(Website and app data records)
-=-=-
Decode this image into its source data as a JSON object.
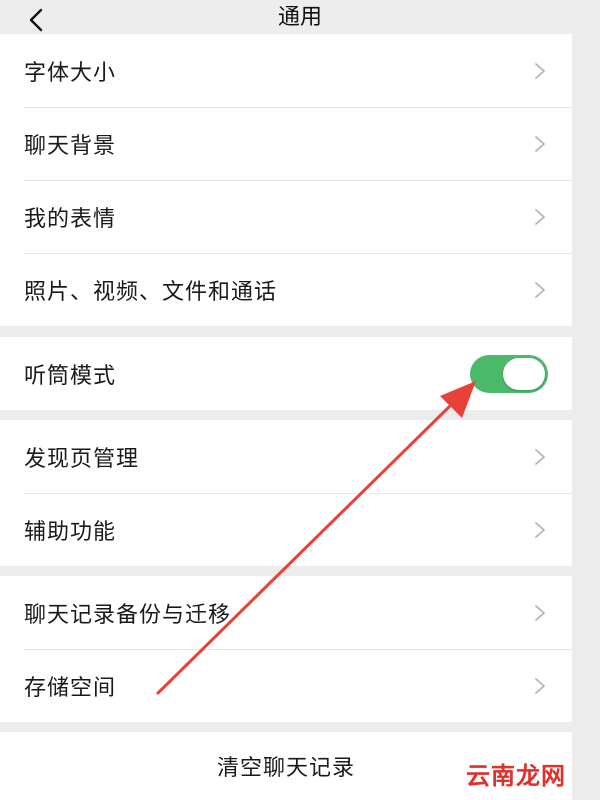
{
  "nav": {
    "title": "通用",
    "back_icon": "chevron-left-icon"
  },
  "group1": {
    "items": [
      {
        "label": "字体大小",
        "icon": "chevron-right-icon"
      },
      {
        "label": "聊天背景",
        "icon": "chevron-right-icon"
      },
      {
        "label": "我的表情",
        "icon": "chevron-right-icon"
      },
      {
        "label": "照片、视频、文件和通话",
        "icon": "chevron-right-icon"
      }
    ]
  },
  "group2": {
    "items": [
      {
        "label": "听筒模式",
        "toggle_on": true
      }
    ]
  },
  "group3": {
    "items": [
      {
        "label": "发现页管理",
        "icon": "chevron-right-icon"
      },
      {
        "label": "辅助功能",
        "icon": "chevron-right-icon"
      }
    ]
  },
  "group4": {
    "items": [
      {
        "label": "聊天记录备份与迁移",
        "icon": "chevron-right-icon"
      },
      {
        "label": "存储空间",
        "icon": "chevron-right-icon"
      }
    ]
  },
  "clear_history": {
    "label": "清空聊天记录"
  },
  "watermark": {
    "text": "云南龙网"
  },
  "colors": {
    "toggle_on": "#4cb96a",
    "arrow": "#e8413a",
    "watermark": "#e0302a",
    "background": "#ececec"
  }
}
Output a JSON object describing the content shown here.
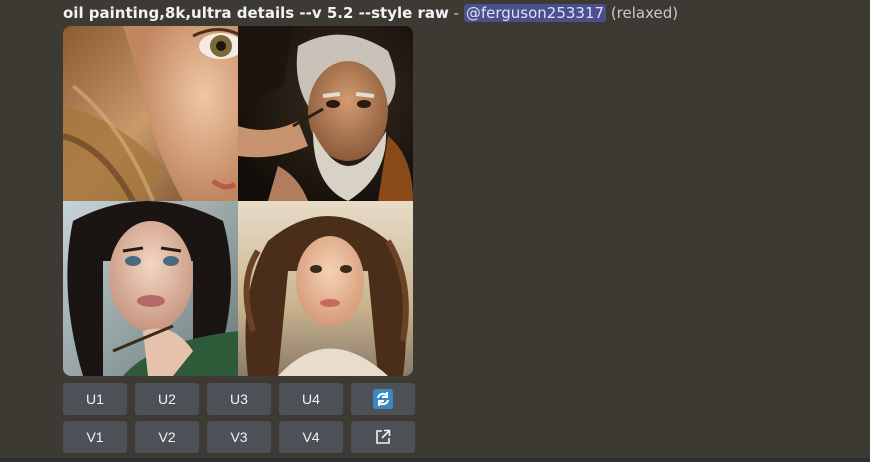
{
  "message": {
    "prompt": "oil painting,8k,ultra details --v 5.2 --style raw",
    "separator": " - ",
    "mention": "@ferguson253317",
    "mode": " (relaxed)"
  },
  "images": [
    {
      "name": "woman-eye-closeup"
    },
    {
      "name": "old-man-portrait"
    },
    {
      "name": "dark-haired-woman-brush"
    },
    {
      "name": "woman-windblown-hair"
    }
  ],
  "buttons": {
    "upscale": [
      "U1",
      "U2",
      "U3",
      "U4"
    ],
    "variation": [
      "V1",
      "V2",
      "V3",
      "V4"
    ],
    "reroll_icon": "refresh-icon",
    "open_icon": "open-external-icon"
  },
  "colors": {
    "background": "#3d3a33",
    "button": "#4e5058",
    "mention_bg": "#4b4f8a",
    "reroll_blue": "#3b88c3"
  }
}
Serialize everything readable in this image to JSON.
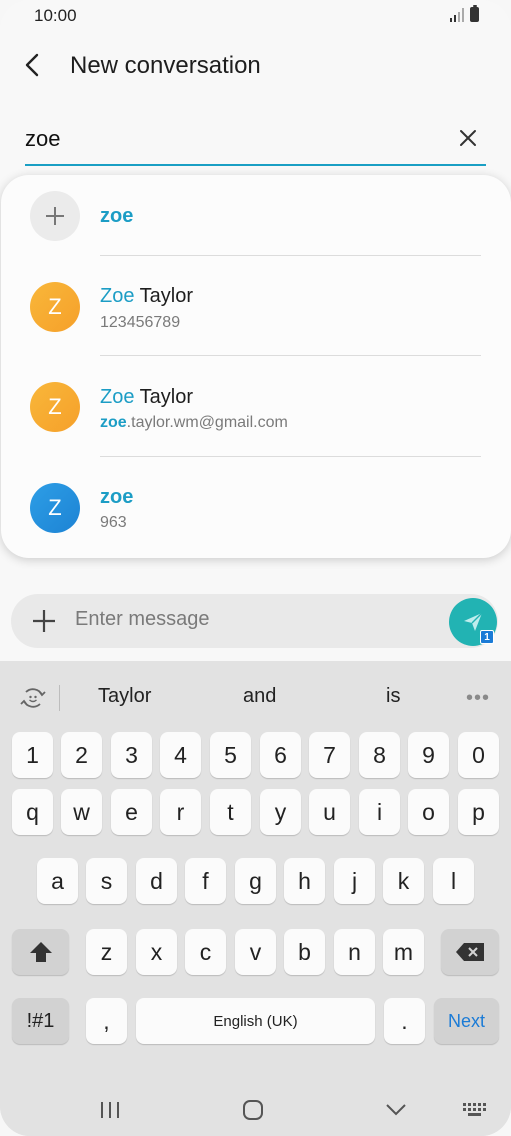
{
  "status_bar": {
    "time": "10:00"
  },
  "header": {
    "title": "New conversation"
  },
  "recipient": {
    "value": "zoe"
  },
  "suggestions": [
    {
      "type": "add",
      "name_highlight": "zoe",
      "name_rest": "",
      "sub_highlight": "",
      "sub_rest": ""
    },
    {
      "type": "contact",
      "avatar_letter": "Z",
      "avatar_color": "#f6a02a",
      "name_highlight": "Zoe",
      "name_rest": " Taylor",
      "sub_highlight": "",
      "sub_rest": "123456789"
    },
    {
      "type": "contact",
      "avatar_letter": "Z",
      "avatar_color": "#f6a02a",
      "name_highlight": "Zoe",
      "name_rest": " Taylor",
      "sub_highlight": "zoe",
      "sub_rest": ".taylor.wm@gmail.com"
    },
    {
      "type": "contact",
      "avatar_letter": "Z",
      "avatar_color": "#1d83d4",
      "name_highlight": "zoe",
      "name_rest": "",
      "sub_highlight": "",
      "sub_rest": "963"
    }
  ],
  "composer": {
    "placeholder": "Enter message",
    "send_badge": "1"
  },
  "keyboard": {
    "predictions": [
      "Taylor",
      "and",
      "is"
    ],
    "more": "•••",
    "row_numbers": [
      "1",
      "2",
      "3",
      "4",
      "5",
      "6",
      "7",
      "8",
      "9",
      "0"
    ],
    "row_top": [
      "q",
      "w",
      "e",
      "r",
      "t",
      "y",
      "u",
      "i",
      "o",
      "p"
    ],
    "row_middle": [
      "a",
      "s",
      "d",
      "f",
      "g",
      "h",
      "j",
      "k",
      "l"
    ],
    "row_bottom": [
      "z",
      "x",
      "c",
      "v",
      "b",
      "n",
      "m"
    ],
    "symbols_key": "!#1",
    "comma_key": ",",
    "space_label": "English (UK)",
    "period_key": ".",
    "next_key": "Next"
  }
}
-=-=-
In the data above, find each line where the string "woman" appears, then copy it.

RESPONSE TO THIS EXERCISE ->
      "name": "woman-eye-closeup"
      "name": "dark-haired-woman-brush"
      "name": "woman-windblown-hair"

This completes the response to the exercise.